#### [Work to be completed]
Every entry is to be restated exactly; pictures are not part of the copy.

App and web page records
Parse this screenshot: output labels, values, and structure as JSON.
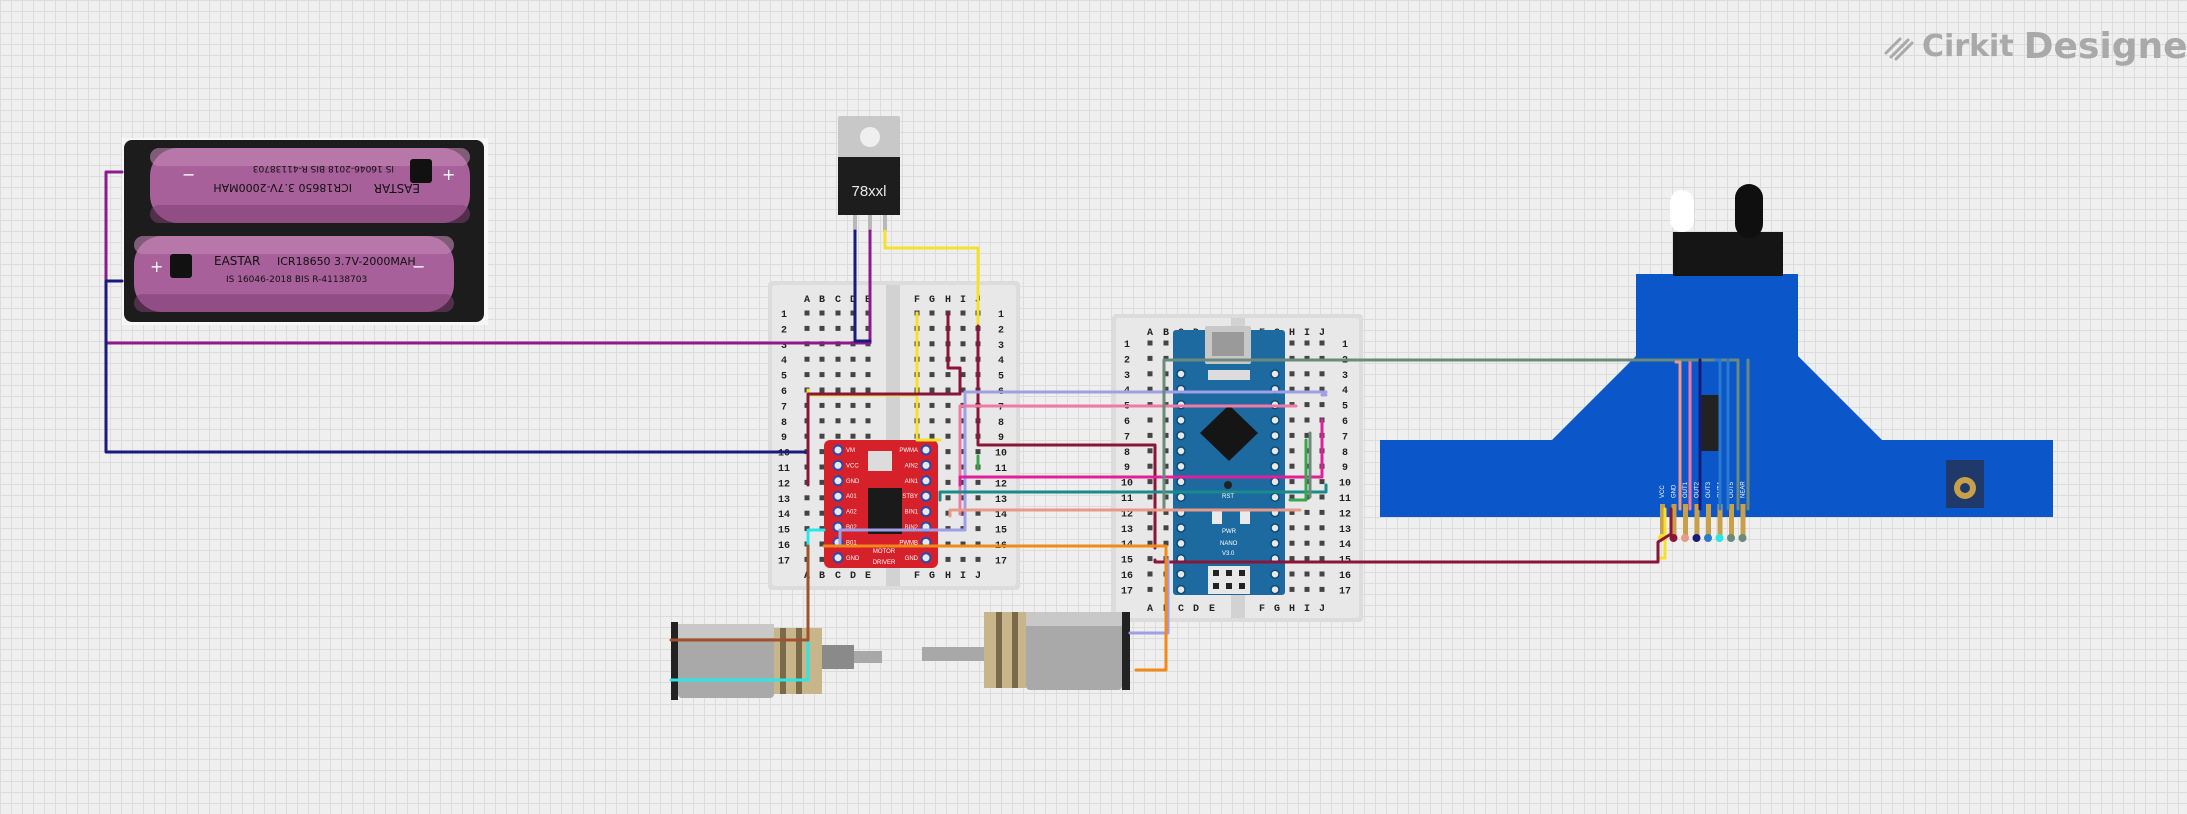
{
  "brand": {
    "name": "Cirkit",
    "product": "Designer",
    "icon": "cirkit-logo-icon"
  },
  "battery": {
    "cell_top": {
      "brand": "EASTAR",
      "line1": "ICR18650 3.7V-2000MAH",
      "line2": "IS 16046-2018 BIS R-41138703"
    },
    "cell_bottom": {
      "brand": "EASTAR",
      "line1": "ICR18650 3.7V-2000MAH",
      "line2": "IS 16046-2018 BIS R-41138703"
    },
    "plus": "+",
    "minus": "−"
  },
  "regulator": {
    "label": "78xxl"
  },
  "breadboard_left": {
    "columns_left": [
      "A",
      "B",
      "C",
      "D",
      "E"
    ],
    "columns_right": [
      "F",
      "G",
      "H",
      "I",
      "J"
    ],
    "rows": [
      "1",
      "2",
      "3",
      "4",
      "5",
      "6",
      "7",
      "8",
      "9",
      "10",
      "11",
      "12",
      "13",
      "14",
      "15",
      "16",
      "17"
    ]
  },
  "breadboard_right": {
    "columns_left": [
      "A",
      "B",
      "C",
      "D",
      "E"
    ],
    "columns_right": [
      "F",
      "G",
      "H",
      "I",
      "J"
    ],
    "rows": [
      "1",
      "2",
      "3",
      "4",
      "5",
      "6",
      "7",
      "8",
      "9",
      "10",
      "11",
      "12",
      "13",
      "14",
      "15",
      "16",
      "17"
    ]
  },
  "motor_driver": {
    "title_line1": "MOTOR",
    "title_line2": "DRIVER",
    "pins_left": [
      "VM",
      "VCC",
      "GND",
      "A01",
      "A02",
      "B02",
      "B01",
      "GND"
    ],
    "pins_right": [
      "PWMA",
      "AIN2",
      "AIN1",
      "STBY",
      "BIN1",
      "BIN2",
      "PWMB",
      "GND"
    ]
  },
  "arduino": {
    "board_label": "NANO",
    "version": "V3.0",
    "rst": "RST",
    "pwr": "PWR"
  },
  "sensor": {
    "pins": [
      "VCC",
      "GND",
      "OUT1",
      "OUT2",
      "OUT3",
      "OUT4",
      "OUT5",
      "NEAR"
    ]
  },
  "colors": {
    "navy": "#1a1a7a",
    "purple": "#8b1a8b",
    "yellow": "#f5e02a",
    "maroon": "#8a1538",
    "lavender": "#9f9fe6",
    "pink": "#f07aa6",
    "magenta": "#e0209a",
    "teal": "#1a8a8a",
    "cyan": "#2ae6e6",
    "orange": "#f08a1a",
    "green": "#3aa64a",
    "gray_green": "#6a8a7a",
    "blue": "#2a7ad0",
    "brown": "#a0522d",
    "salmon": "#e89a8a",
    "sensor_blue": "#0b56c8",
    "arduino_blue": "#1c6aa0",
    "driver_red": "#d6202a"
  }
}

#### [Exercise response]
Parse this screenshot: output labels, values, and structure as JSON.
{
  "brand": {
    "name": "Cirkit",
    "product": "Designer",
    "icon": "cirkit-logo-icon"
  },
  "battery": {
    "cell_top": {
      "brand": "EASTAR",
      "line1": "ICR18650 3.7V-2000MAH",
      "line2": "IS 16046-2018 BIS R-41138703"
    },
    "cell_bottom": {
      "brand": "EASTAR",
      "line1": "ICR18650 3.7V-2000MAH",
      "line2": "IS 16046-2018 BIS R-41138703"
    },
    "plus": "+",
    "minus": "−"
  },
  "regulator": {
    "label": "78xxl"
  },
  "breadboard_left": {
    "columns_left": [
      "A",
      "B",
      "C",
      "D",
      "E"
    ],
    "columns_right": [
      "F",
      "G",
      "H",
      "I",
      "J"
    ],
    "rows": [
      "1",
      "2",
      "3",
      "4",
      "5",
      "6",
      "7",
      "8",
      "9",
      "10",
      "11",
      "12",
      "13",
      "14",
      "15",
      "16",
      "17"
    ]
  },
  "breadboard_right": {
    "columns_left": [
      "A",
      "B",
      "C",
      "D",
      "E"
    ],
    "columns_right": [
      "F",
      "G",
      "H",
      "I",
      "J"
    ],
    "rows": [
      "1",
      "2",
      "3",
      "4",
      "5",
      "6",
      "7",
      "8",
      "9",
      "10",
      "11",
      "12",
      "13",
      "14",
      "15",
      "16",
      "17"
    ]
  },
  "motor_driver": {
    "title_line1": "MOTOR",
    "title_line2": "DRIVER",
    "pins_left": [
      "VM",
      "VCC",
      "GND",
      "A01",
      "A02",
      "B02",
      "B01",
      "GND"
    ],
    "pins_right": [
      "PWMA",
      "AIN2",
      "AIN1",
      "STBY",
      "BIN1",
      "BIN2",
      "PWMB",
      "GND"
    ]
  },
  "arduino": {
    "board_label": "NANO",
    "version": "V3.0",
    "rst": "RST",
    "pwr": "PWR"
  },
  "sensor": {
    "pins": [
      "VCC",
      "GND",
      "OUT1",
      "OUT2",
      "OUT3",
      "OUT4",
      "OUT5",
      "NEAR"
    ]
  },
  "colors": {
    "navy": "#1a1a7a",
    "purple": "#8b1a8b",
    "yellow": "#f5e02a",
    "maroon": "#8a1538",
    "lavender": "#9f9fe6",
    "pink": "#f07aa6",
    "magenta": "#e0209a",
    "teal": "#1a8a8a",
    "cyan": "#2ae6e6",
    "orange": "#f08a1a",
    "green": "#3aa64a",
    "gray_green": "#6a8a7a",
    "blue": "#2a7ad0",
    "brown": "#a0522d",
    "salmon": "#e89a8a",
    "sensor_blue": "#0b56c8",
    "arduino_blue": "#1c6aa0",
    "driver_red": "#d6202a"
  }
}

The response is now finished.